## Task goal
Retype the records below exactly as they appear, but leave out any pictures.

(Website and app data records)

=== Begin Enclosure ===

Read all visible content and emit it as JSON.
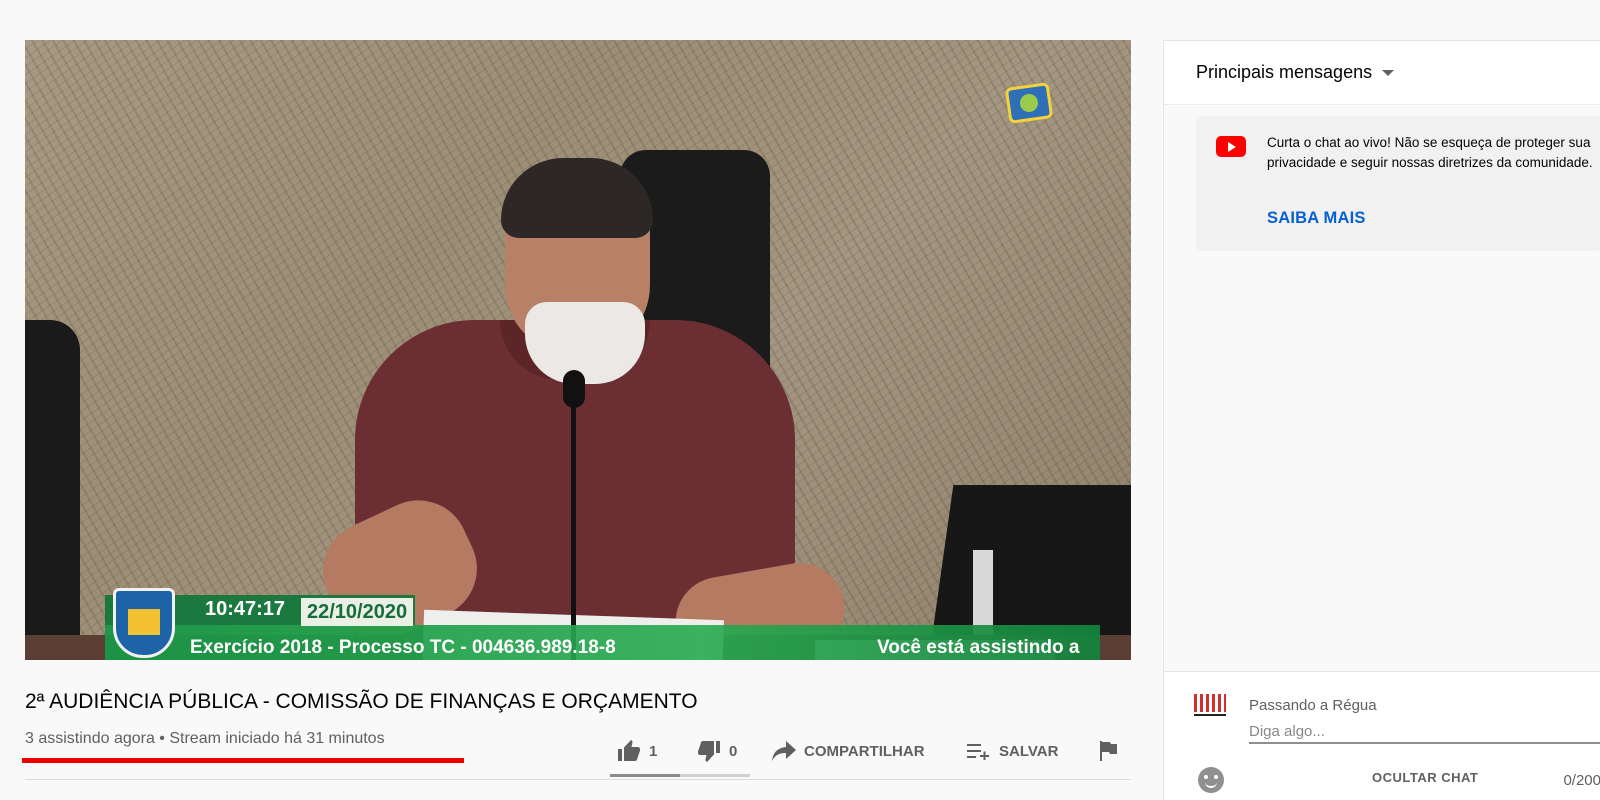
{
  "video": {
    "clock": "10:47:17",
    "date": "22/10/2020",
    "process_line": "Exercício 2018 - Processo TC - 004636.989.18-8",
    "ticker_text": "Você está assistindo a"
  },
  "title": "2ª AUDIÊNCIA PÚBLICA - COMISSÃO DE FINANÇAS E ORÇAMENTO",
  "meta": "3 assistindo agora • Stream iniciado há 31 minutos",
  "actions": {
    "likes": "1",
    "dislikes": "0",
    "share_label": "COMPARTILHAR",
    "save_label": "SALVAR",
    "like_ratio": 1.0
  },
  "chat": {
    "header": "Principais mensagens",
    "notice_text": "Curta o chat ao vivo! Não se esqueça de proteger sua privacidade e seguir nossas diretrizes da comunidade.",
    "learn_more": "SAIBA MAIS",
    "user_name": "Passando a Régua",
    "input_placeholder": "Diga algo...",
    "char_count": "0/200",
    "hide_chat": "OCULTAR CHAT"
  },
  "colors": {
    "accent_link": "#065fd4",
    "annotation_underline": "#ee0000",
    "overlay_green": "#18964a"
  },
  "icons": [
    "like-icon",
    "dislike-icon",
    "share-icon",
    "save-to-playlist-icon",
    "report-flag-icon",
    "youtube-icon",
    "emoji-icon",
    "dropdown-caret-icon"
  ]
}
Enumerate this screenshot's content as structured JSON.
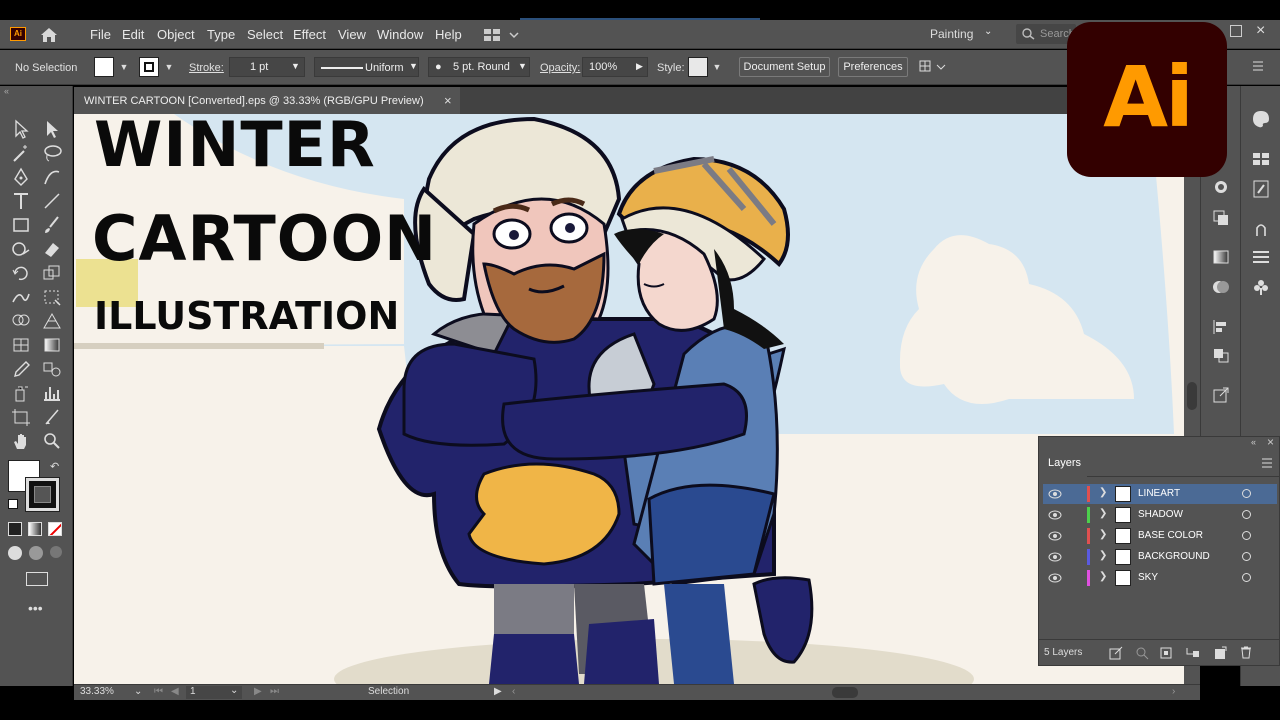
{
  "app": {
    "badge": "Ai",
    "logo_text": "Ai"
  },
  "menu": [
    "File",
    "Edit",
    "Object",
    "Type",
    "Select",
    "Effect",
    "View",
    "Window",
    "Help"
  ],
  "workspace": "Painting",
  "search_placeholder": "Search",
  "control": {
    "selection": "No Selection",
    "stroke_label": "Stroke:",
    "stroke_weight": "1 pt",
    "stroke_profile": "Uniform",
    "brush": "5 pt. Round",
    "opacity_label": "Opacity:",
    "opacity": "100%",
    "style_label": "Style:",
    "document_setup": "Document Setup",
    "preferences": "Preferences"
  },
  "document": {
    "tab_title": "WINTER CARTOON [Converted].eps @ 33.33% (RGB/GPU Preview)",
    "close": "×"
  },
  "artwork": {
    "line1": "WINTER",
    "line2": "CARTOON",
    "line3": "ILLUSTRATION"
  },
  "layers_panel": {
    "title": "Layers",
    "count": "5 Layers",
    "rows": [
      {
        "name": "LINEART",
        "color": "#e05050",
        "selected": true
      },
      {
        "name": "SHADOW",
        "color": "#4cd04c",
        "selected": false
      },
      {
        "name": "BASE COLOR",
        "color": "#e05050",
        "selected": false
      },
      {
        "name": "BACKGROUND",
        "color": "#5a5ae0",
        "selected": false
      },
      {
        "name": "SKY",
        "color": "#e050e0",
        "selected": false
      }
    ]
  },
  "status": {
    "zoom": "33.33%",
    "artboard": "1",
    "tool": "Selection"
  },
  "colors": {
    "panel": "#535353",
    "accent": "#ff9a00",
    "logo_bg": "#330000",
    "selected_row": "#4b6a95"
  }
}
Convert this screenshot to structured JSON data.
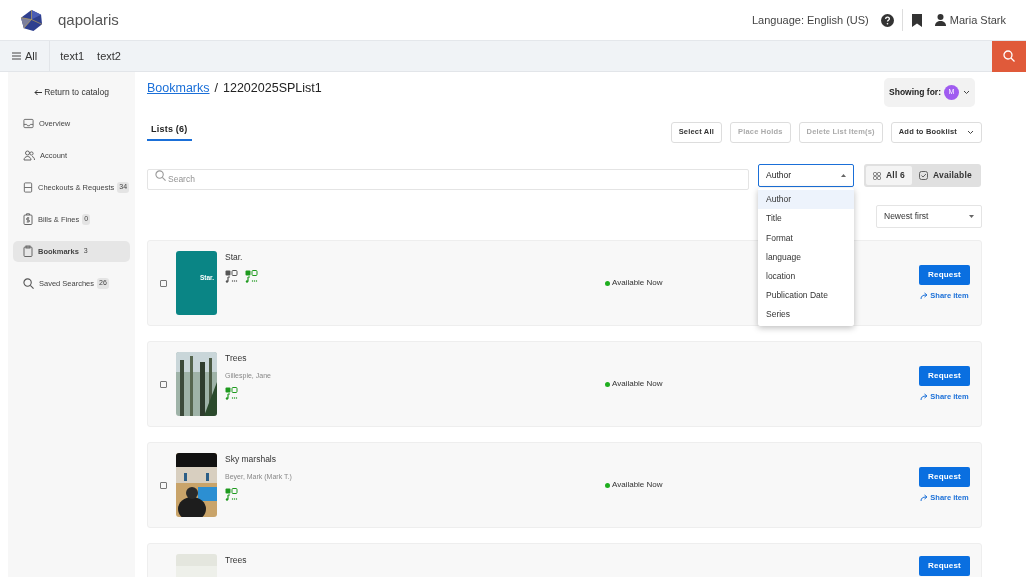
{
  "header": {
    "brand": "qapolaris",
    "language": "Language: English (US)",
    "user": "Maria Stark"
  },
  "nav": {
    "menu": "All",
    "links": [
      "text1",
      "text2"
    ]
  },
  "sidebar": {
    "back": "Return to catalog",
    "items": [
      {
        "label": "Overview",
        "selected": false
      },
      {
        "label": "Account",
        "selected": false
      },
      {
        "label": "Checkouts & Requests",
        "badge": "34",
        "selected": false
      },
      {
        "label": "Bills & Fines",
        "badge": "0",
        "selected": false
      },
      {
        "label": "Bookmarks",
        "badge": "3",
        "selected": true
      },
      {
        "label": "Saved Searches",
        "badge": "26",
        "selected": false
      }
    ]
  },
  "breadcrumb": {
    "parent": "Bookmarks",
    "separator": "/",
    "current": "12202025SPList1"
  },
  "showing_for": {
    "label": "Showing for:",
    "avatar": "M"
  },
  "tab": {
    "label": "Lists (6)",
    "selected": true
  },
  "actions": [
    {
      "label": "Select All",
      "disabled": false
    },
    {
      "label": "Place Holds",
      "disabled": true
    },
    {
      "label": "Delete List Item(s)",
      "disabled": true
    },
    {
      "label": "Add to Booklist",
      "disabled": false,
      "dropdown": true
    }
  ],
  "search": {
    "placeholder": "Search"
  },
  "field_select": {
    "value": "Author",
    "expanded": true,
    "options": [
      {
        "label": "Author",
        "selected": true
      },
      {
        "label": "Title",
        "selected": false
      },
      {
        "label": "Format",
        "selected": false
      },
      {
        "label": "language",
        "selected": false
      },
      {
        "label": "location",
        "selected": false
      },
      {
        "label": "Publication Date",
        "selected": false
      },
      {
        "label": "Series",
        "selected": false
      }
    ]
  },
  "filter": [
    {
      "label": "All 6",
      "selected": true
    },
    {
      "label": "Available",
      "selected": false
    }
  ],
  "sort": {
    "value": "Newest first"
  },
  "items": [
    {
      "title": "Star.",
      "checked": false,
      "cover": {
        "kind": "text",
        "text": "Star."
      },
      "formats": [
        {
          "color": "#555555"
        },
        {
          "color": "#1e9a1e"
        }
      ],
      "status": "Available Now",
      "color": "#1fae1f",
      "button": "Request",
      "share": "Share item"
    },
    {
      "title": "Trees",
      "checked": false,
      "author": "Gillespie, Jane",
      "cover": {
        "kind": "picture"
      },
      "formats": [
        {
          "color": "#1e9a1e"
        }
      ],
      "status": "Available Now",
      "color": "#1fae1f",
      "button": "Request",
      "share": "Share item"
    },
    {
      "title": "Sky marshals",
      "checked": false,
      "author": "Beyer, Mark (Mark T.)",
      "cover": {
        "kind": "picture"
      },
      "formats": [
        {
          "color": "#1e9a1e"
        }
      ],
      "status": "Available Now",
      "color": "#1fae1f",
      "button": "Request",
      "share": "Share item"
    },
    {
      "title": "Trees",
      "cover": {
        "kind": "picture"
      },
      "button": "Request"
    }
  ]
}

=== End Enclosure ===

## Your response
Read all visible content and emit it as JSON.
{
  "video": {
    "clock": "10:47:17",
    "date": "22/10/2020",
    "process_line": "Exercício 2018 - Processo TC - 004636.989.18-8",
    "ticker_text": "Você está assistindo a"
  },
  "title": "2ª AUDIÊNCIA PÚBLICA - COMISSÃO DE FINANÇAS E ORÇAMENTO",
  "meta": "3 assistindo agora • Stream iniciado há 31 minutos",
  "actions": {
    "likes": "1",
    "dislikes": "0",
    "share_label": "COMPARTILHAR",
    "save_label": "SALVAR",
    "like_ratio": 1.0
  },
  "chat": {
    "header": "Principais mensagens",
    "notice_text": "Curta o chat ao vivo! Não se esqueça de proteger sua privacidade e seguir nossas diretrizes da comunidade.",
    "learn_more": "SAIBA MAIS",
    "user_name": "Passando a Régua",
    "input_placeholder": "Diga algo...",
    "char_count": "0/200",
    "hide_chat": "OCULTAR CHAT"
  },
  "colors": {
    "accent_link": "#065fd4",
    "annotation_underline": "#ee0000",
    "overlay_green": "#18964a"
  },
  "icons": [
    "like-icon",
    "dislike-icon",
    "share-icon",
    "save-to-playlist-icon",
    "report-flag-icon",
    "youtube-icon",
    "emoji-icon",
    "dropdown-caret-icon"
  ]
}
Enumerate this screenshot's content as structured JSON.
{
  "app": {
    "badge": "Ai",
    "logo_text": "Ai"
  },
  "menu": [
    "File",
    "Edit",
    "Object",
    "Type",
    "Select",
    "Effect",
    "View",
    "Window",
    "Help"
  ],
  "workspace": "Painting",
  "search_placeholder": "Search",
  "control": {
    "selection": "No Selection",
    "stroke_label": "Stroke:",
    "stroke_weight": "1 pt",
    "stroke_profile": "Uniform",
    "brush": "5 pt. Round",
    "opacity_label": "Opacity:",
    "opacity": "100%",
    "style_label": "Style:",
    "document_setup": "Document Setup",
    "preferences": "Preferences"
  },
  "document": {
    "tab_title": "WINTER CARTOON [Converted].eps @ 33.33% (RGB/GPU Preview)",
    "close": "×"
  },
  "artwork": {
    "line1": "WINTER",
    "line2": "CARTOON",
    "line3": "ILLUSTRATION"
  },
  "layers_panel": {
    "title": "Layers",
    "count": "5 Layers",
    "rows": [
      {
        "name": "LINEART",
        "color": "#e05050",
        "selected": true
      },
      {
        "name": "SHADOW",
        "color": "#4cd04c",
        "selected": false
      },
      {
        "name": "BASE COLOR",
        "color": "#e05050",
        "selected": false
      },
      {
        "name": "BACKGROUND",
        "color": "#5a5ae0",
        "selected": false
      },
      {
        "name": "SKY",
        "color": "#e050e0",
        "selected": false
      }
    ]
  },
  "status": {
    "zoom": "33.33%",
    "artboard": "1",
    "tool": "Selection"
  },
  "colors": {
    "panel": "#535353",
    "accent": "#ff9a00",
    "logo_bg": "#330000",
    "selected_row": "#4b6a95"
  }
}
Convert this screenshot to structured JSON data.
{
  "header": {
    "brand": "qapolaris",
    "language": "Language: English (US)",
    "user": "Maria Stark"
  },
  "nav": {
    "menu": "All",
    "links": [
      "text1",
      "text2"
    ]
  },
  "sidebar": {
    "back": "Return to catalog",
    "items": [
      {
        "label": "Overview",
        "selected": false
      },
      {
        "label": "Account",
        "selected": false
      },
      {
        "label": "Checkouts & Requests",
        "badge": "34",
        "selected": false
      },
      {
        "label": "Bills & Fines",
        "badge": "0",
        "selected": false
      },
      {
        "label": "Bookmarks",
        "badge": "3",
        "selected": true
      },
      {
        "label": "Saved Searches",
        "badge": "26",
        "selected": false
      }
    ]
  },
  "breadcrumb": {
    "parent": "Bookmarks",
    "separator": "/",
    "current": "12202025SPList1"
  },
  "showing_for": {
    "label": "Showing for:",
    "avatar": "M"
  },
  "tab": {
    "label": "Lists (6)",
    "selected": true
  },
  "actions": [
    {
      "label": "Select All",
      "disabled": false
    },
    {
      "label": "Place Holds",
      "disabled": true
    },
    {
      "label": "Delete List Item(s)",
      "disabled": true
    },
    {
      "label": "Add to Booklist",
      "disabled": false,
      "dropdown": true
    }
  ],
  "search": {
    "placeholder": "Search"
  },
  "field_select": {
    "value": "Author",
    "expanded": true,
    "options": [
      {
        "label": "Author",
        "selected": true
      },
      {
        "label": "Title",
        "selected": false
      },
      {
        "label": "Format",
        "selected": false
      },
      {
        "label": "language",
        "selected": false
      },
      {
        "label": "location",
        "selected": false
      },
      {
        "label": "Publication Date",
        "selected": false
      },
      {
        "label": "Series",
        "selected": false
      }
    ]
  },
  "filter": [
    {
      "label": "All 6",
      "selected": true
    },
    {
      "label": "Available",
      "selected": false
    }
  ],
  "sort": {
    "value": "Newest first"
  },
  "items": [
    {
      "title": "Star.",
      "checked": false,
      "cover": {
        "kind": "text",
        "text": "Star."
      },
      "formats": [
        {
          "color": "#555555"
        },
        {
          "color": "#1e9a1e"
        }
      ],
      "status": "Available Now",
      "color": "#1fae1f",
      "button": "Request",
      "share": "Share item"
    },
    {
      "title": "Trees",
      "checked": false,
      "author": "Gillespie, Jane",
      "cover": {
        "kind": "picture"
      },
      "formats": [
        {
          "color": "#1e9a1e"
        }
      ],
      "status": "Available Now",
      "color": "#1fae1f",
      "button": "Request",
      "share": "Share item"
    },
    {
      "title": "Sky marshals",
      "checked": false,
      "author": "Beyer, Mark (Mark T.)",
      "cover": {
        "kind": "picture"
      },
      "formats": [
        {
          "color": "#1e9a1e"
        }
      ],
      "status": "Available Now",
      "color": "#1fae1f",
      "button": "Request",
      "share": "Share item"
    },
    {
      "title": "Trees",
      "cover": {
        "kind": "picture"
      },
      "button": "Request"
    }
  ]
}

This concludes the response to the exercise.